The next time you visit a museum, gallery, archive, or accredited aquarium, please consider all of the people who LOVE their jobs and do not get fairly compensated. If you can, please pay admission, add to a donation box, or purchase a membership to express your appreciation for the work that educators, curators, researchers, designers, administrators, maintenance workers, builders, volunteers, and others do to make a museum a wonderful place to visit.

Museums are a part of our culture and heritage, and encourage learning as a part of our every day life. We need to show our support by going to museums and galleries and telling museums and galleries what we want as a society (so that it is inclusive and enjoyable for everyone).

No one gets into museum work expecting to make a fortune, but everyone should expect to be able to make ends meet, especially when said museum is not zeroing out each year. The MoMA protest explains this to a tee.

Read a summary of the June 2 MoMA protest here.

The museum has been in negotiations with Local 2110, which represents more than 200 MoMA employees, since early May. There have already been four negotiation sessions, with a fifth due to take place Wednesday morning. Though the workers’ contract, last renegotiated in 2010 without complications, expired on May 20, the museum and union agreed to extend it by 30 days, through June 20. MoMA’s Local 2110 members have not had to strike since 2000, when the main bargaining chips included healthcare coverage, salaries, and threats of layoffs. Now, as the museum prepares for another expansion and its assets and endowment continue to grow — according to the institution’s financial statements for fiscal year 2014, its endowment and investments were worth $838.9 million in June 2014, up from $706.3 million a year earlier — it is demanding workers pay more for healthcare coverage.

I am very fortunate to have landed where I have, where we have a union that fights for us, but we are generally under-funded and expected to make sacrifices that other workplaces would find unreasonable. We make miracles with shoe string budges and high expectations, and most other museums make those same miracles with even less.

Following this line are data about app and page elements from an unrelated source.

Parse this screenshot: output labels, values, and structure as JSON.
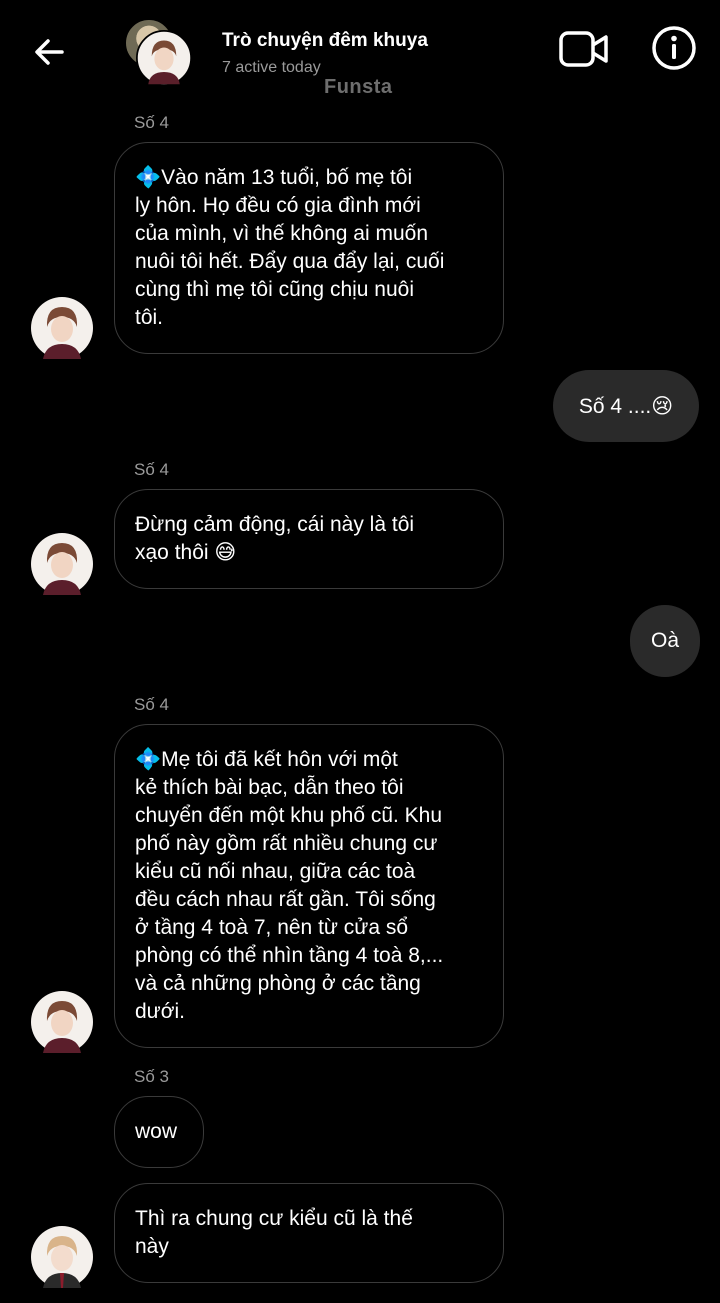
{
  "header": {
    "title": "Trò chuyện đêm khuya",
    "subtitle": "7 active today",
    "watermark": "Funsta",
    "icons": [
      "back-arrow-icon",
      "video-call-icon",
      "info-icon"
    ]
  },
  "messages": [
    {
      "sender": "Số 4",
      "text": "💠Vào năm 13 tuổi, bố mẹ tôi\nly hôn. Họ đều có gia đình mới\ncủa mình, vì thế không ai muốn\nnuôi tôi hết. Đẩy qua đẩy lại, cuối\ncùng thì mẹ tôi cũng chịu nuôi\ntôi."
    },
    {
      "outgoing": "Số 4 ....😢"
    },
    {
      "sender": "Số 4",
      "text": "Đừng cảm động, cái này là tôi\nxạo thôi 😅"
    },
    {
      "outgoing": "Oà"
    },
    {
      "sender": "Số 4",
      "text": "💠Mẹ tôi đã kết hôn với một\nkẻ thích bài bạc, dẫn theo tôi\nchuyển đến một khu phố cũ. Khu\nphố này gồm rất nhiều chung cư\nkiểu cũ nối nhau, giữa các toà\nđều cách nhau rất gần. Tôi sống\nở tầng 4 toà 7, nên từ cửa sổ\nphòng có thể nhìn tầng 4 toà 8,...\nvà cả những phòng ở các tầng\ndưới."
    },
    {
      "sender": "Số 3",
      "text": "wow"
    },
    {
      "text": "Thì ra chung cư kiểu cũ là thế\nnày"
    }
  ]
}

The passion for preserving the past and sending it into the future is so overwhelming that it blinds us to the needs of our staff as people.

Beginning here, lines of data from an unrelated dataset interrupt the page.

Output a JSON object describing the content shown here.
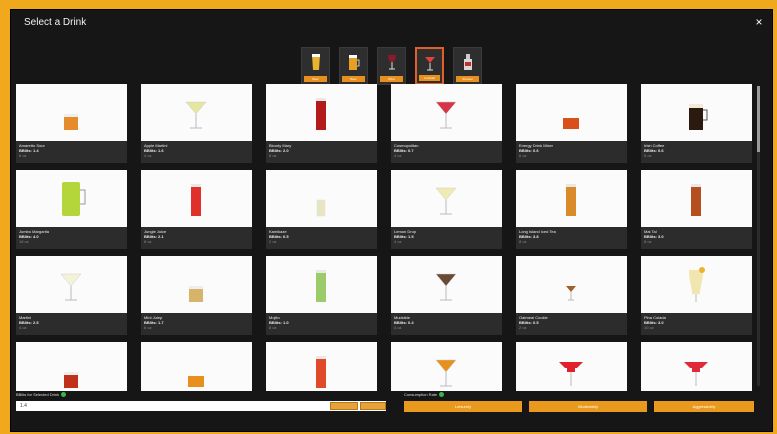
{
  "dialog": {
    "title": "Select a Drink",
    "close": "×"
  },
  "categories": [
    {
      "label": "Beer",
      "icon": "beer-glass-icon",
      "active": false
    },
    {
      "label": "Beer",
      "icon": "beer-mug-icon",
      "active": false
    },
    {
      "label": "Wine",
      "icon": "wine-glass-icon",
      "active": false
    },
    {
      "label": "Cocktail",
      "icon": "cocktail-glass-icon",
      "active": true
    },
    {
      "label": "Shooter",
      "icon": "liquor-bottle-icon",
      "active": false
    }
  ],
  "drinks": [
    {
      "name": "Amaretto Sour",
      "bibs": "BBlits: 1.4",
      "size": "6 oz",
      "glass": "rocks",
      "liquid": "#e68a2e"
    },
    {
      "name": "Apple Martini",
      "bibs": "BBlits: 1.6",
      "size": "4 oz",
      "glass": "martini",
      "liquid": "#e6e6a0"
    },
    {
      "name": "Bloody Mary",
      "bibs": "BBlits: 2.0",
      "size": "8 oz",
      "glass": "tall",
      "liquid": "#b31a1a"
    },
    {
      "name": "Cosmopolitan",
      "bibs": "BBlits: 0.7",
      "size": "4 oz",
      "glass": "martini",
      "liquid": "#d9334a"
    },
    {
      "name": "Energy Drink Mixer",
      "bibs": "BBlits: 0.6",
      "size": "6 oz",
      "glass": "short",
      "liquid": "#d9501a"
    },
    {
      "name": "Irish Coffee",
      "bibs": "BBlits: 0.6",
      "size": "6 oz",
      "glass": "mug",
      "liquid": "#2a1a10"
    },
    {
      "name": "Jumbo Margarita",
      "bibs": "BBlits: 4.0",
      "size": "18 oz",
      "glass": "jumbo",
      "liquid": "#b4d63a"
    },
    {
      "name": "Jungle Juice",
      "bibs": "BBlits: 2.1",
      "size": "8 oz",
      "glass": "tall",
      "liquid": "#e0302a"
    },
    {
      "name": "Kamikaze",
      "bibs": "BBlits: 0.5",
      "size": "2 oz",
      "glass": "shot",
      "liquid": "#e8e6c0"
    },
    {
      "name": "Lemon Drop",
      "bibs": "BBlits: 1.5",
      "size": "4 oz",
      "glass": "martini",
      "liquid": "#f0ebb0"
    },
    {
      "name": "Long Island Iced Tea",
      "bibs": "BBlits: 3.8",
      "size": "8 oz",
      "glass": "tall",
      "liquid": "#d98a2a"
    },
    {
      "name": "Mai Tai",
      "bibs": "BBlits: 3.0",
      "size": "8 oz",
      "glass": "tall",
      "liquid": "#b5501e"
    },
    {
      "name": "Martini",
      "bibs": "BBlits: 2.5",
      "size": "4 oz",
      "glass": "martini",
      "liquid": "#f4f2d8"
    },
    {
      "name": "Mint Julep",
      "bibs": "BBlits: 1.7",
      "size": "6 oz",
      "glass": "rocks",
      "liquid": "#d8b46a"
    },
    {
      "name": "Mojito",
      "bibs": "BBlits: 1.0",
      "size": "8 oz",
      "glass": "tall",
      "liquid": "#9ccc6a"
    },
    {
      "name": "Mudslide",
      "bibs": "BBlits: 0.4",
      "size": "4 oz",
      "glass": "martini",
      "liquid": "#6a4a34"
    },
    {
      "name": "Oatmeal Cookie",
      "bibs": "BBlits: 0.5",
      "size": "2 oz",
      "glass": "martini-small",
      "liquid": "#a0602a"
    },
    {
      "name": "Pina Colada",
      "bibs": "BBlits: 3.0",
      "size": "10 oz",
      "glass": "hurricane",
      "liquid": "#f2e6b0"
    },
    {
      "name": "",
      "bibs": "",
      "size": "",
      "glass": "rocks",
      "liquid": "#c0301a"
    },
    {
      "name": "",
      "bibs": "",
      "size": "",
      "glass": "short",
      "liquid": "#e8901e"
    },
    {
      "name": "",
      "bibs": "",
      "size": "",
      "glass": "tall",
      "liquid": "#e04a2a"
    },
    {
      "name": "",
      "bibs": "",
      "size": "",
      "glass": "martini",
      "liquid": "#e8901e"
    },
    {
      "name": "",
      "bibs": "",
      "size": "",
      "glass": "margarita",
      "liquid": "#e0202a"
    },
    {
      "name": "",
      "bibs": "",
      "size": "",
      "glass": "margarita",
      "liquid": "#e02a3a"
    }
  ],
  "bottom": {
    "bibs_label": "BBlits for Selected Drink",
    "bibs_value": "1.4",
    "rate_label": "Consumption Rate",
    "rate_buttons": [
      "Leisurely",
      "Moderately",
      "Aggressively"
    ]
  }
}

Again, I am very fortunate, and I hope that we can all recognize if this is the case and fight for those who are out of options. Please continue to support museums, galleries, and other cultural institutions, allowing the physical museums to live and grow, along with the people supporting their walls.

Pulling together a Portfolio

There’s nothing more satisfying than going through all of your past projects and documents and pulling out the most exciting projects to show people. A portfolio is one of the best ways to showcase your skills to a potential employer. Here are my tips to help you stay focused during the process:

  • Develop a cohesive “brand” for yourself. Use templates and consistent fonts for your cover page, resume, cover letter, CV, and indexes. NB BrandDepending on your field of work, this may be more or less creative. All of my pages include this blue/green logo, complimentary formatting, and consistent fonts.
  • Now that you have a cohesive look and feel, your random mismatched documents will feel less haphazard, and seem more purposeful.
  • Go through your paper and digital files and pull out about twenty things you think are extra special and showcase your skills.
  • Re-read the job description.
  • Cull your portfolio items down. Make sure that each item speaks directly to an element in the job description.
  • Assemble your portfolio, including:
    • Extra copies of your resume and references.
    • An in-depth (and accurate) CV. This is where you can list any web-based portfolio items.
    • Make sure all the pages are organized into categories, stacks, page protectors, dividers – whatever makes the most sense.
    • Make sure all of the pages are tidy and you are using a clean portfolio (binder, duotang, etc)
  • Consider a digital portfolio, if applicable.
  • Show a friend or colleague ahead of time!

Make sure you give yourself plenty of time to think it through and assemble it. It should help you focus on your interview/job hunt, and refresh your memory of your favourite projects and tasks.

Am I missing any of your favourite tips?